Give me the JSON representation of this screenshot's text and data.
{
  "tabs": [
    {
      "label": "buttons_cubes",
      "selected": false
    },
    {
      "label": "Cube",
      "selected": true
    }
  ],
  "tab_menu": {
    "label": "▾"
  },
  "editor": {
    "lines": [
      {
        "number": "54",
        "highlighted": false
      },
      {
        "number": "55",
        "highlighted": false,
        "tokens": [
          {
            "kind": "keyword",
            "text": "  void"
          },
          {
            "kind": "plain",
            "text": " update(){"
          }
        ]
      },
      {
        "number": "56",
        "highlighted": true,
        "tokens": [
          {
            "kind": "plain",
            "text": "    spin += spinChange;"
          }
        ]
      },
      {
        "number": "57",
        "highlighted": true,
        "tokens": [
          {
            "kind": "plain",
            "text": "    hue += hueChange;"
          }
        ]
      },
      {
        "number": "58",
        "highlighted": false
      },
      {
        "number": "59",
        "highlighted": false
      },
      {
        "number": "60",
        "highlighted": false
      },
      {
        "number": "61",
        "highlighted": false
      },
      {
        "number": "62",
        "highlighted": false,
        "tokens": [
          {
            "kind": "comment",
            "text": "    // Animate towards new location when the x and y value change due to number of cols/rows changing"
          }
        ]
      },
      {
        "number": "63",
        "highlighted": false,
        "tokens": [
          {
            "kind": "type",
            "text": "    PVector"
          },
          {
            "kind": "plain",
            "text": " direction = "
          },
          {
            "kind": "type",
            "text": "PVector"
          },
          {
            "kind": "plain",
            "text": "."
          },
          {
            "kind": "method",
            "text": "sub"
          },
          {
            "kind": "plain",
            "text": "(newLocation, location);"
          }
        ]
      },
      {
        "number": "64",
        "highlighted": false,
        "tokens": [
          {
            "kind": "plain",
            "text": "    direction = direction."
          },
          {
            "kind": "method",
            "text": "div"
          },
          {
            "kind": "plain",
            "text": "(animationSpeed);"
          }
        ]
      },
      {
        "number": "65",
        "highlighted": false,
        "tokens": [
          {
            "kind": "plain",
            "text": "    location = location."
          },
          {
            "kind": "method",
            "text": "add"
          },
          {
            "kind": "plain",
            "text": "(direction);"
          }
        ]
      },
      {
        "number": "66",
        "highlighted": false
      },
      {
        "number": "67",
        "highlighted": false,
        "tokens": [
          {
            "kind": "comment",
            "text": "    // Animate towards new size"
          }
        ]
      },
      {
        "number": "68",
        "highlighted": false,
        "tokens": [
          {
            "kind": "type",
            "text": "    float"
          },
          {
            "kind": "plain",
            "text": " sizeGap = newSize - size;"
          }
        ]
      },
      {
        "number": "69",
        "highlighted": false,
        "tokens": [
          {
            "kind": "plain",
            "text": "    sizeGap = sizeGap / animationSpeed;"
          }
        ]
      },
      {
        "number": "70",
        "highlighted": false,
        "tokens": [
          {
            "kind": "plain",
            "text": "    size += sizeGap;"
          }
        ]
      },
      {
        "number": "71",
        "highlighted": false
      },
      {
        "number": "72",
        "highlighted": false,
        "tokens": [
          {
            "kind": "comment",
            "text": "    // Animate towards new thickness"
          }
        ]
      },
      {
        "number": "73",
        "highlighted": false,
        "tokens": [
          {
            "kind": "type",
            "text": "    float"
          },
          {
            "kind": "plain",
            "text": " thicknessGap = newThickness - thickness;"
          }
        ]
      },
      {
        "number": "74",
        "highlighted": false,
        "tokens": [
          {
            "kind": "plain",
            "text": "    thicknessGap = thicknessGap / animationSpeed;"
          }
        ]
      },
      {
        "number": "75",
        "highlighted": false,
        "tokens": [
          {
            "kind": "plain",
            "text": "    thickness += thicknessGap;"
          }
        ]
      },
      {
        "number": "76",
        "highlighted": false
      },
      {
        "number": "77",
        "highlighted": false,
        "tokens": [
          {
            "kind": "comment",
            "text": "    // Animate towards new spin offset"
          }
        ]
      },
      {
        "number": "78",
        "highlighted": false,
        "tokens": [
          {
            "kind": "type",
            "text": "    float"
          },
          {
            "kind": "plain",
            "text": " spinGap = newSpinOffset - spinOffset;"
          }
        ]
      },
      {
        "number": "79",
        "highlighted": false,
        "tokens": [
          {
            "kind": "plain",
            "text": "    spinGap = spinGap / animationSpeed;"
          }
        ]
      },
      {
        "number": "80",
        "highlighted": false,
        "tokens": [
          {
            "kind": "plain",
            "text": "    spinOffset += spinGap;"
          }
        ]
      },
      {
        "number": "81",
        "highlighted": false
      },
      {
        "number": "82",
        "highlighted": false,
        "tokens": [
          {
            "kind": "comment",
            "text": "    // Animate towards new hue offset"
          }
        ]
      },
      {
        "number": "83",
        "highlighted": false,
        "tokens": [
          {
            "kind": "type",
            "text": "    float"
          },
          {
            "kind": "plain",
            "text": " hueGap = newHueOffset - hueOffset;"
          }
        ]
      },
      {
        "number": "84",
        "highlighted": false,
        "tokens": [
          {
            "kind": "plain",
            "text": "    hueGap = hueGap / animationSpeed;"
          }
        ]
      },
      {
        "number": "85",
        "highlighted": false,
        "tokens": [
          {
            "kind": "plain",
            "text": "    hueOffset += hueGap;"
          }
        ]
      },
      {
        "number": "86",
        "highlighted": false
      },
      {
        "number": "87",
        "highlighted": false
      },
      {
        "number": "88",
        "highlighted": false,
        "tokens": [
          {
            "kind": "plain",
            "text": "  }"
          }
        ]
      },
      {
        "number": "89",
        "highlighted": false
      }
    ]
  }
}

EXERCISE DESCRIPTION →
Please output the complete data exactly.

COMPLETED TASK →
Give me the JSON representation of this screenshot's text and data.
{
  "tabs": [
    {
      "label": "buttons_cubes",
      "selected": false
    },
    {
      "label": "Cube",
      "selected": true
    }
  ],
  "tab_menu": {
    "label": "▾"
  },
  "editor": {
    "lines": [
      {
        "number": "54",
        "highlighted": false
      },
      {
        "number": "55",
        "highlighted": false,
        "tokens": [
          {
            "kind": "keyword",
            "text": "  void"
          },
          {
            "kind": "plain",
            "text": " update(){"
          }
        ]
      },
      {
        "number": "56",
        "highlighted": true,
        "tokens": [
          {
            "kind": "plain",
            "text": "    spin += spinChange;"
          }
        ]
      },
      {
        "number": "57",
        "highlighted": true,
        "tokens": [
          {
            "kind": "plain",
            "text": "    hue += hueChange;"
          }
        ]
      },
      {
        "number": "58",
        "highlighted": false
      },
      {
        "number": "59",
        "highlighted": false
      },
      {
        "number": "60",
        "highlighted": false
      },
      {
        "number": "61",
        "highlighted": false
      },
      {
        "number": "62",
        "highlighted": false,
        "tokens": [
          {
            "kind": "comment",
            "text": "    // Animate towards new location when the x and y value change due to number of cols/rows changing"
          }
        ]
      },
      {
        "number": "63",
        "highlighted": false,
        "tokens": [
          {
            "kind": "type",
            "text": "    PVector"
          },
          {
            "kind": "plain",
            "text": " direction = "
          },
          {
            "kind": "type",
            "text": "PVector"
          },
          {
            "kind": "plain",
            "text": "."
          },
          {
            "kind": "method",
            "text": "sub"
          },
          {
            "kind": "plain",
            "text": "(newLocation, location);"
          }
        ]
      },
      {
        "number": "64",
        "highlighted": false,
        "tokens": [
          {
            "kind": "plain",
            "text": "    direction = direction."
          },
          {
            "kind": "method",
            "text": "div"
          },
          {
            "kind": "plain",
            "text": "(animationSpeed);"
          }
        ]
      },
      {
        "number": "65",
        "highlighted": false,
        "tokens": [
          {
            "kind": "plain",
            "text": "    location = location."
          },
          {
            "kind": "method",
            "text": "add"
          },
          {
            "kind": "plain",
            "text": "(direction);"
          }
        ]
      },
      {
        "number": "66",
        "highlighted": false
      },
      {
        "number": "67",
        "highlighted": false,
        "tokens": [
          {
            "kind": "comment",
            "text": "    // Animate towards new size"
          }
        ]
      },
      {
        "number": "68",
        "highlighted": false,
        "tokens": [
          {
            "kind": "type",
            "text": "    float"
          },
          {
            "kind": "plain",
            "text": " sizeGap = newSize - size;"
          }
        ]
      },
      {
        "number": "69",
        "highlighted": false,
        "tokens": [
          {
            "kind": "plain",
            "text": "    sizeGap = sizeGap / animationSpeed;"
          }
        ]
      },
      {
        "number": "70",
        "highlighted": false,
        "tokens": [
          {
            "kind": "plain",
            "text": "    size += sizeGap;"
          }
        ]
      },
      {
        "number": "71",
        "highlighted": false
      },
      {
        "number": "72",
        "highlighted": false,
        "tokens": [
          {
            "kind": "comment",
            "text": "    // Animate towards new thickness"
          }
        ]
      },
      {
        "number": "73",
        "highlighted": false,
        "tokens": [
          {
            "kind": "type",
            "text": "    float"
          },
          {
            "kind": "plain",
            "text": " thicknessGap = newThickness - thickness;"
          }
        ]
      },
      {
        "number": "74",
        "highlighted": false,
        "tokens": [
          {
            "kind": "plain",
            "text": "    thicknessGap = thicknessGap / animationSpeed;"
          }
        ]
      },
      {
        "number": "75",
        "highlighted": false,
        "tokens": [
          {
            "kind": "plain",
            "text": "    thickness += thicknessGap;"
          }
        ]
      },
      {
        "number": "76",
        "highlighted": false
      },
      {
        "number": "77",
        "highlighted": false,
        "tokens": [
          {
            "kind": "comment",
            "text": "    // Animate towards new spin offset"
          }
        ]
      },
      {
        "number": "78",
        "highlighted": false,
        "tokens": [
          {
            "kind": "type",
            "text": "    float"
          },
          {
            "kind": "plain",
            "text": " spinGap = newSpinOffset - spinOffset;"
          }
        ]
      },
      {
        "number": "79",
        "highlighted": false,
        "tokens": [
          {
            "kind": "plain",
            "text": "    spinGap = spinGap / animationSpeed;"
          }
        ]
      },
      {
        "number": "80",
        "highlighted": false,
        "tokens": [
          {
            "kind": "plain",
            "text": "    spinOffset += spinGap;"
          }
        ]
      },
      {
        "number": "81",
        "highlighted": false
      },
      {
        "number": "82",
        "highlighted": false,
        "tokens": [
          {
            "kind": "comment",
            "text": "    // Animate towards new hue offset"
          }
        ]
      },
      {
        "number": "83",
        "highlighted": false,
        "tokens": [
          {
            "kind": "type",
            "text": "    float"
          },
          {
            "kind": "plain",
            "text": " hueGap = newHueOffset - hueOffset;"
          }
        ]
      },
      {
        "number": "84",
        "highlighted": false,
        "tokens": [
          {
            "kind": "plain",
            "text": "    hueGap = hueGap / animationSpeed;"
          }
        ]
      },
      {
        "number": "85",
        "highlighted": false,
        "tokens": [
          {
            "kind": "plain",
            "text": "    hueOffset += hueGap;"
          }
        ]
      },
      {
        "number": "86",
        "highlighted": false
      },
      {
        "number": "87",
        "highlighted": false
      },
      {
        "number": "88",
        "highlighted": false,
        "tokens": [
          {
            "kind": "plain",
            "text": "  }"
          }
        ]
      },
      {
        "number": "89",
        "highlighted": false
      }
    ]
  }
}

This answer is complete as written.